“Any time there was something big we would put the word out and people would show up,” Father Homes said.
That included what seemed like never-ending cleanup.
“We wiped down every inch of that church from the ceiling down,” Father Homes stated. “Oh, it was a mess!”
He addressed one area personally: sound-proofing the confessionals. He drew on his pre-seminary experience working on customized vans and renovating his own 1970 Plymouth Barracuda.
“The whole interior of the confessional is foam and fabric, and that muffles the sound,” he explained.
There were some unexpected projects, too.
“We found out that the whole church had to be rewired,” Father Homes said.
Such extensive renovation in a small parish has also required quite a bit of fundraising. Last autumn, the parish held their annual bazar and duck dinner. In addition to the current parish family, more than 1,000 alumni were also invited.
“It’s the biggest event in Abie,” Father Homes said. “The population about triples.”
The event itself was spread out all over the parish. An 80-foot tent was pitched next to the church for games, a country store, silent and live auctions and other fun activities. The basement was turned into the dining room, and a back door was pressed into service as the take-out window.

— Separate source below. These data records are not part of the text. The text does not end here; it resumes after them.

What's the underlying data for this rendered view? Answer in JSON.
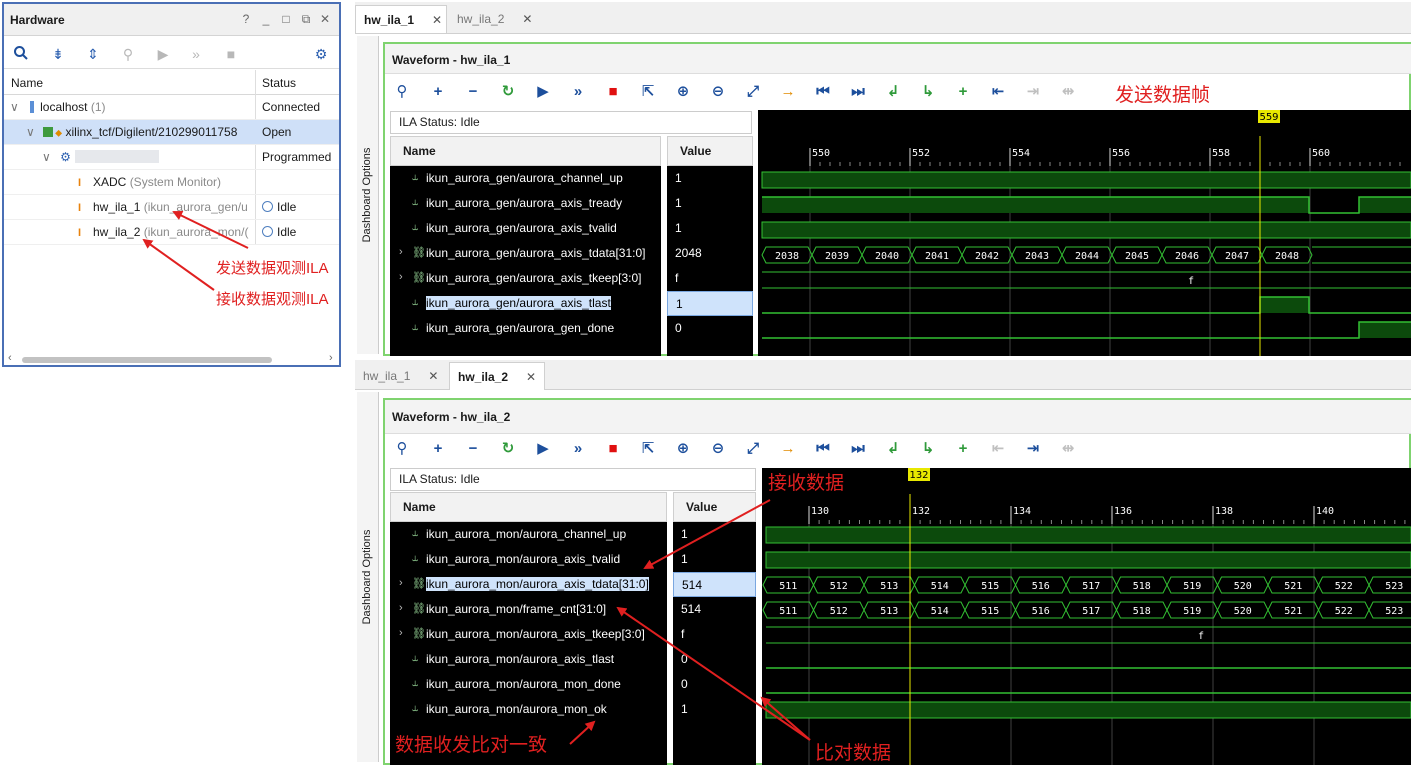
{
  "hardware": {
    "title": "Hardware",
    "header_buttons": [
      "?",
      "_",
      "□",
      "⧉",
      "✕"
    ],
    "columns": {
      "name": "Name",
      "status": "Status"
    },
    "rows": [
      {
        "name": "localhost",
        "suffix": "(1)",
        "status": "Connected"
      },
      {
        "name": "xilinx_tcf/Digilent/210299011758",
        "suffix": "",
        "status": "Open"
      },
      {
        "name": "",
        "suffix": "",
        "status": "Programmed"
      },
      {
        "name": "XADC",
        "suffix": "(System Monitor)",
        "status": ""
      },
      {
        "name": "hw_ila_1",
        "suffix": "(ikun_aurora_gen/u",
        "status": "Idle"
      },
      {
        "name": "hw_ila_2",
        "suffix": "(ikun_aurora_mon/(",
        "status": "Idle"
      }
    ]
  },
  "annotations": {
    "send_ila": "发送数据观测ILA",
    "recv_ila": "接收数据观测ILA",
    "send_frame": "发送数据帧",
    "recv_data": "接收数据",
    "compare_ok": "数据收发比对一致",
    "compare_data": "比对数据"
  },
  "top": {
    "tabs": [
      {
        "label": "hw_ila_1",
        "active": true
      },
      {
        "label": "hw_ila_2",
        "active": false
      }
    ],
    "dashboard_label": "Dashboard Options",
    "title": "Waveform - hw_ila_1",
    "ila_status": "ILA Status:  Idle",
    "name_header": "Name",
    "value_header": "Value",
    "cursor": "559",
    "ticks": [
      "550",
      "552",
      "554",
      "556",
      "558",
      "560"
    ],
    "signals": [
      {
        "name": "ikun_aurora_gen/aurora_channel_up",
        "value": "1"
      },
      {
        "name": "ikun_aurora_gen/aurora_axis_tready",
        "value": "1"
      },
      {
        "name": "ikun_aurora_gen/aurora_axis_tvalid",
        "value": "1"
      },
      {
        "name": "ikun_aurora_gen/aurora_axis_tdata[31:0]",
        "value": "2048"
      },
      {
        "name": "ikun_aurora_gen/aurora_axis_tkeep[3:0]",
        "value": "f"
      },
      {
        "name": "ikun_aurora_gen/aurora_axis_tlast",
        "value": "1"
      },
      {
        "name": "ikun_aurora_gen/aurora_gen_done",
        "value": "0"
      }
    ],
    "bus_values": [
      "2038",
      "2039",
      "2040",
      "2041",
      "2042",
      "2043",
      "2044",
      "2045",
      "2046",
      "2047",
      "2048"
    ],
    "tkeep_value": "f"
  },
  "bottom": {
    "tabs": [
      {
        "label": "hw_ila_1",
        "active": false
      },
      {
        "label": "hw_ila_2",
        "active": true
      }
    ],
    "dashboard_label": "Dashboard Options",
    "title": "Waveform - hw_ila_2",
    "ila_status": "ILA Status:  Idle",
    "name_header": "Name",
    "value_header": "Value",
    "cursor": "132",
    "ticks": [
      "130",
      "132",
      "134",
      "136",
      "138",
      "140"
    ],
    "signals": [
      {
        "name": "ikun_aurora_mon/aurora_channel_up",
        "value": "1"
      },
      {
        "name": "ikun_aurora_mon/aurora_axis_tvalid",
        "value": "1"
      },
      {
        "name": "ikun_aurora_mon/aurora_axis_tdata[31:0]",
        "value": "514"
      },
      {
        "name": "ikun_aurora_mon/frame_cnt[31:0]",
        "value": "514"
      },
      {
        "name": "ikun_aurora_mon/aurora_axis_tkeep[3:0]",
        "value": "f"
      },
      {
        "name": "ikun_aurora_mon/aurora_axis_tlast",
        "value": "0"
      },
      {
        "name": "ikun_aurora_mon/aurora_mon_done",
        "value": "0"
      },
      {
        "name": "ikun_aurora_mon/aurora_mon_ok",
        "value": "1"
      }
    ],
    "bus_values": [
      "511",
      "512",
      "513",
      "514",
      "515",
      "516",
      "517",
      "518",
      "519",
      "520",
      "521",
      "522",
      "523"
    ],
    "tkeep_value": "f"
  }
}
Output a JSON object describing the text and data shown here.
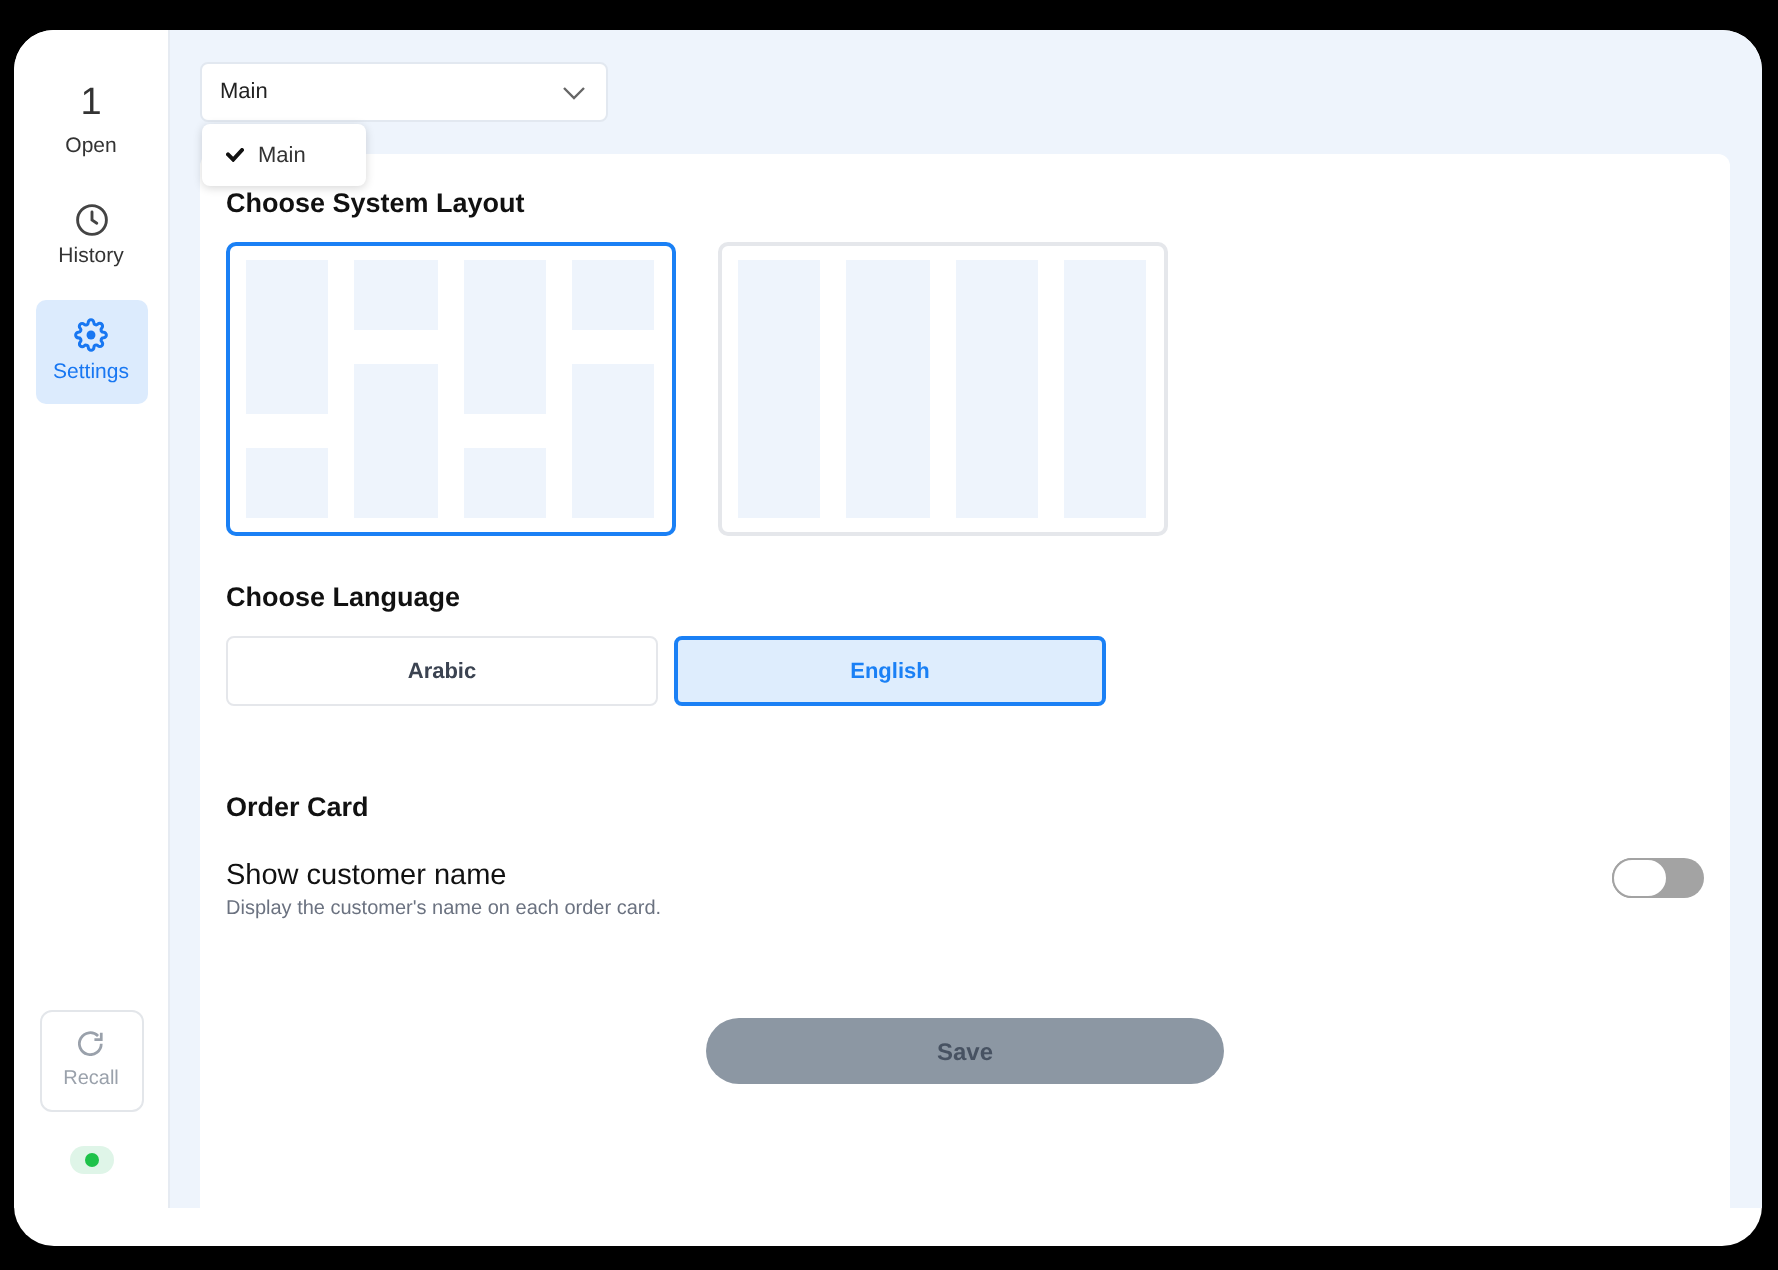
{
  "sidebar": {
    "items": [
      {
        "count": "1",
        "label": "Open",
        "selected": false
      },
      {
        "label": "History",
        "selected": false
      },
      {
        "label": "Settings",
        "selected": true
      }
    ],
    "recall_button": {
      "label": "Recall",
      "disabled": true
    },
    "connection": {
      "connected": true
    }
  },
  "branch_select": {
    "value": "Main",
    "expanded": true,
    "options": [
      {
        "label": "Main",
        "selected": true
      }
    ]
  },
  "system_layout": {
    "heading": "Choose System Layout",
    "options": [
      {
        "kind": "mixed",
        "selected": true
      },
      {
        "kind": "columns",
        "selected": false
      }
    ]
  },
  "language": {
    "heading": "Choose Language",
    "options": [
      {
        "label": "Arabic",
        "selected": false
      },
      {
        "label": "English",
        "selected": true
      }
    ]
  },
  "order_card": {
    "heading": "Order Card",
    "settings": [
      {
        "title": "Show customer name",
        "description": "Display the customer's name on each order card.",
        "on": false
      }
    ]
  },
  "save_button": {
    "label": "Save",
    "disabled": true
  }
}
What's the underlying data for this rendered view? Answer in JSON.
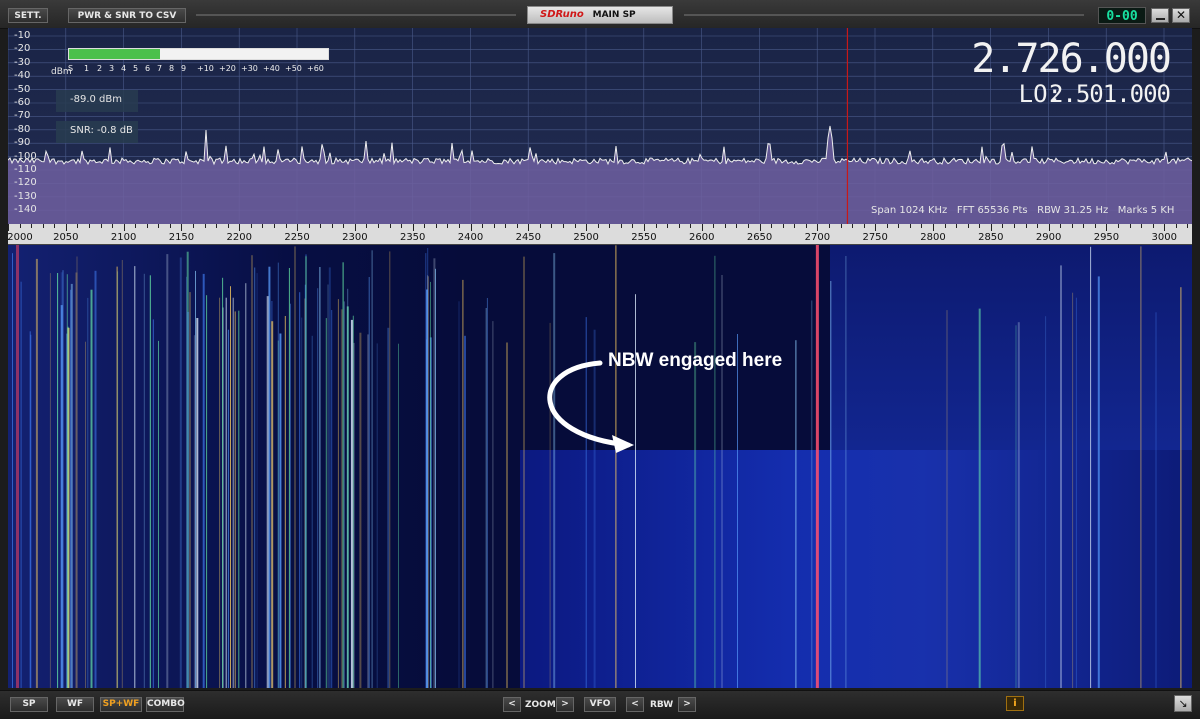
{
  "toolbar": {
    "settings_label": "SETT.",
    "export_label": "PWR & SNR TO CSV",
    "brand": "SDRuno",
    "window_title": "MAIN SP",
    "lcd_readout": "0-00"
  },
  "spectrum": {
    "unit": "dBm",
    "y_labels": [
      "-10",
      "-20",
      "-30",
      "-40",
      "-50",
      "-60",
      "-70",
      "-80",
      "-90",
      "-100",
      "-110",
      "-120",
      "-130",
      "-140"
    ],
    "s_scale": [
      "S",
      "1",
      "2",
      "3",
      "4",
      "5",
      "6",
      "7",
      "8",
      "9",
      "+10",
      "+20",
      "+30",
      "+40",
      "+50",
      "+60"
    ],
    "smeter_level": 0.35,
    "power_readout": "-89.0 dBm",
    "snr_readout": "SNR: -0.8 dB",
    "frequency": "2.726.000",
    "lo_label": "LO:",
    "lo_frequency": "2.501.000",
    "span_info": "Span 1024 KHz   FFT 65536 Pts   RBW 31.25 Hz   Marks 5 KH",
    "x_labels": [
      "2000",
      "2050",
      "2100",
      "2150",
      "2200",
      "2250",
      "2300",
      "2350",
      "2400",
      "2450",
      "2500",
      "2550",
      "2600",
      "2650",
      "2700",
      "2750",
      "2800",
      "2850",
      "2900",
      "2950",
      "3000"
    ],
    "colors": {
      "trace": "#e8e8e8",
      "fill": "#7a6aa8",
      "marker": "#c81818",
      "grid": "#4a5a8a"
    }
  },
  "waterfall": {
    "annotation": "NBW engaged here"
  },
  "bottom": {
    "sp": "SP",
    "wf": "WF",
    "spwf": "SP+WF",
    "combo": "COMBO",
    "zoom": "ZOOM",
    "vfo": "VFO",
    "rbw": "RBW",
    "prev": "<",
    "next": ">",
    "info": "i"
  }
}
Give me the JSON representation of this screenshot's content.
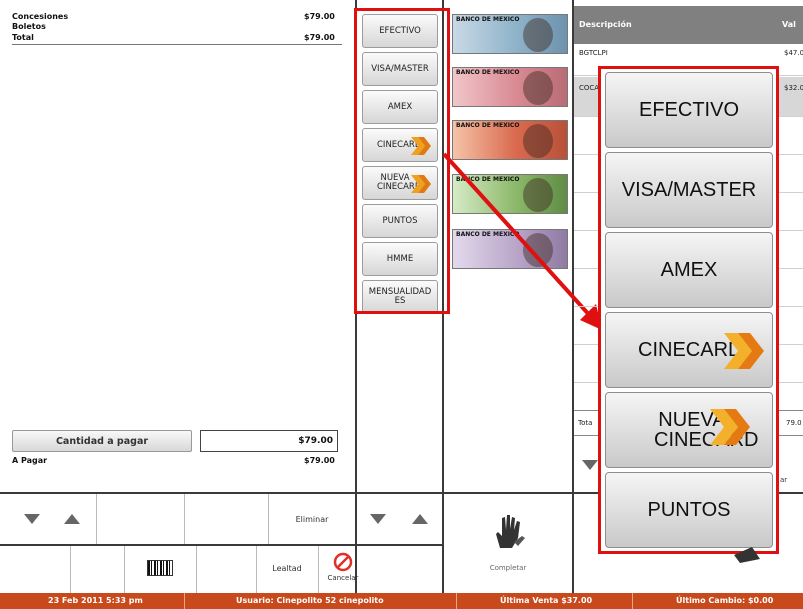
{
  "summary": {
    "rows": [
      {
        "label": "Concesiones",
        "value": "$79.00"
      },
      {
        "label": "Boletos",
        "value": ""
      },
      {
        "label": "Total",
        "value": "$79.00"
      }
    ],
    "cantidad_label": "Cantidad a pagar",
    "cantidad_value": "$79.00",
    "apagar_label": "A Pagar",
    "apagar_value": "$79.00"
  },
  "payment_methods": [
    "EFECTIVO",
    "VISA/MASTER",
    "AMEX",
    "CINECARD",
    "NUEVA CINECARD",
    "PUNTOS",
    "HMME",
    "MENSUALIDADES"
  ],
  "zoom_methods": [
    "EFECTIVO",
    "VISA/MASTER",
    "AMEX",
    "CINECARD",
    "NUEVA CINECARD",
    "PUNTOS"
  ],
  "bills": [
    {
      "header": "BANCO DE MEXICO",
      "color": "#8fb3c9"
    },
    {
      "header": "BANCO DE MEXICO",
      "color": "#d98a93"
    },
    {
      "header": "BANCO DE MEXICO",
      "color": "#d96a4e"
    },
    {
      "header": "BANCO DE MEXICO",
      "color": "#8cb86a"
    },
    {
      "header": "BANCO DE MEXICO",
      "color": "#b9a6c9"
    }
  ],
  "table": {
    "col_desc": "Descripción",
    "col_val": "Val",
    "rows": [
      {
        "desc": "BGTCLPI",
        "val": "$47.0"
      },
      {
        "desc": "COCA",
        "val": "$32.0"
      }
    ],
    "total_label": "Tota",
    "total_val": "79.0",
    "side_text": "ar"
  },
  "controls": {
    "eliminar": "Eliminar",
    "lealtad": "Lealtad",
    "cancelar": "Cancelar",
    "completar": "Completar"
  },
  "status": {
    "date": "23 Feb 2011 5:33 pm",
    "usuario": "Usuario: Cinepolito 52  cinepolito",
    "ultima_venta": "Última Venta  $37.00",
    "ultimo_cambio": "Último Cambio: $0.00"
  },
  "colors": {
    "status_bar": "#c8491b",
    "highlight": "#e01010",
    "table_header": "#808080",
    "chevron": "#e8901c"
  }
}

With such a monumental event, it was all hands on deck among the parishioners.
“Everybody has an assignment,” said Father Homes.
While there are still some funds to raise and pledges to fulfill, Abie’s Catholic community can truly enjoy the beautiful church they worked together to renovate for God’s glory.
“Everybody is pretty proud of it, Father Homes said.